Warren and Betsy TalbotNot too many years ago, I would have resisted the idea of working with my husband Warren in any capacity. We’re both bull-headed. He’s a morning person, and I’m a night owl. He likes to lead, where I prefer to recruit. On a bad day, those tendencies turn us into a dictator and a manipulator.

Sounds like a healthy working environment, right?

We never thought about the idea of working together until we started traveling the world in 2010. As we continued on our own paths of self-discovery, our relationship got some heavy analysis as well. And with no “regular” life to distract us – no jobs, no home, and no regular friends, we got up close and personal with every issue in our relationship.

We drew heavily on our business backgrounds when it came to negotiating solutions to our personal problems, going so far as to create an annual love contract for our marriage. It’s not an official document, more like a verbal agreement to review the previous year’s experience. We evaluate trends and encourage positive ones while investigating negative ones. It’s a relationship renegotiation, and we do it every year on our anniversary.

We say the tough things that are too easily glossed over in the every day – those things that can easily break down a relationship over time. Just like a business discussion over a contract renewal, we focus on the overall service we do in support of our relationship and not one bad experience.
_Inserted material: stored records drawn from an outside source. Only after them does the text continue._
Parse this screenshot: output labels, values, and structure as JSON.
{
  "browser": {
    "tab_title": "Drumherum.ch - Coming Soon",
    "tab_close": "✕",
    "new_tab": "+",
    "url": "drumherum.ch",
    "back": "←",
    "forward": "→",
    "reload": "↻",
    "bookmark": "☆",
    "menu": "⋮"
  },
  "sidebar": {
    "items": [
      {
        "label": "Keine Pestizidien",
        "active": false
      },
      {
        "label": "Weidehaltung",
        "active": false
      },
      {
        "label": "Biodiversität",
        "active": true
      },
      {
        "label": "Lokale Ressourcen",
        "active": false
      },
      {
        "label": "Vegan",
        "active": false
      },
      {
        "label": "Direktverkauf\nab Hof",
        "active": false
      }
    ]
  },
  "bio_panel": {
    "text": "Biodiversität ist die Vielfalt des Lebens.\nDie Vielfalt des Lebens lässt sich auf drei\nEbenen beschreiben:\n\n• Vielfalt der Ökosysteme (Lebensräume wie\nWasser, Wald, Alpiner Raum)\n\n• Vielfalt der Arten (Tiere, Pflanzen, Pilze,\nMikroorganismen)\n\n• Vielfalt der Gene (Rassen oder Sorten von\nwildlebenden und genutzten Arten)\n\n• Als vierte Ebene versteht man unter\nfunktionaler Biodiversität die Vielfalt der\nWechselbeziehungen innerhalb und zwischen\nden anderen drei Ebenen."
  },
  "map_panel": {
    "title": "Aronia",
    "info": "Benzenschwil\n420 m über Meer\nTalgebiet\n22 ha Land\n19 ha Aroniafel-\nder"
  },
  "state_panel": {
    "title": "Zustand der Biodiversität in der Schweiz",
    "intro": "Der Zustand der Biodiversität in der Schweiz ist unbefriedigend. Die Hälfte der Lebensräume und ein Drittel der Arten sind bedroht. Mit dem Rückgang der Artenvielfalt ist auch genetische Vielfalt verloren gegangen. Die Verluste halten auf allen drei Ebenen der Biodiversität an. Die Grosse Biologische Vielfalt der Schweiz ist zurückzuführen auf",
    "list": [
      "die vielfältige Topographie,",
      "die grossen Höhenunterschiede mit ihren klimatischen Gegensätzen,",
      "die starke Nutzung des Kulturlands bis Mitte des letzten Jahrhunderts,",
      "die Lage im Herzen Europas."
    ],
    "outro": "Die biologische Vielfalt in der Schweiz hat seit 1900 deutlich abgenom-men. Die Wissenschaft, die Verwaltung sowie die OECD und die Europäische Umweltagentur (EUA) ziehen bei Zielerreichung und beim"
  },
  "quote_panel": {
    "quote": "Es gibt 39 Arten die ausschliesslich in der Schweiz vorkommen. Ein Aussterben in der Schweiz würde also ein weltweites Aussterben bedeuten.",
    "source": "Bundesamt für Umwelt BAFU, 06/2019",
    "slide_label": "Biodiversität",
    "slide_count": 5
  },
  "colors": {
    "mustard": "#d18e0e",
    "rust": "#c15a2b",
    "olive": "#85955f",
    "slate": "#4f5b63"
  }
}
And like any business contract, we give each other the right to renew or cancel at the end of the term. This allows us to verbally recommit to each other every single year instead of taking our relationship for granted. It’s powerful, and it reminds us every year that we’re choosing to be in this relationship, not just going through the motions because we said “I do” 10 years ago.

The strangest thing about all these business-like changes in our personal life is that we ended up going into business together. The dictator and the manipulator are now full partners in a media company called Married with Luggage, publishing books, a weekly podcast, and courses to help people over 40 create change in all areas of their lives.

We have separate roles in the company, and we’ve learned to give each other space as well as constructive criticism. We are comfortable separating our egos from our work product and sheltering our relationship from the ups and downs of business. All are essential in the growth of our company and ourselves, and it took us a lot of practice to get to this point.

We’re astounded at how well we work together. It shouldn’t be a surprise, though. Once you create a strong partnership in love, it’s a lot easier to do it in business.
______________
Betsy Talbot and her husband Warren are the authors of Married with Luggage: What We Learned about Love by Traveling the World. Through their popular books, engaging weekly podcast, and revealing Sunday emails, they share the unconventional wisdom they’ve learned about living, working, and traveling together since 2010. Find out more about modern love and partnership at Married with Luggage.

Featured: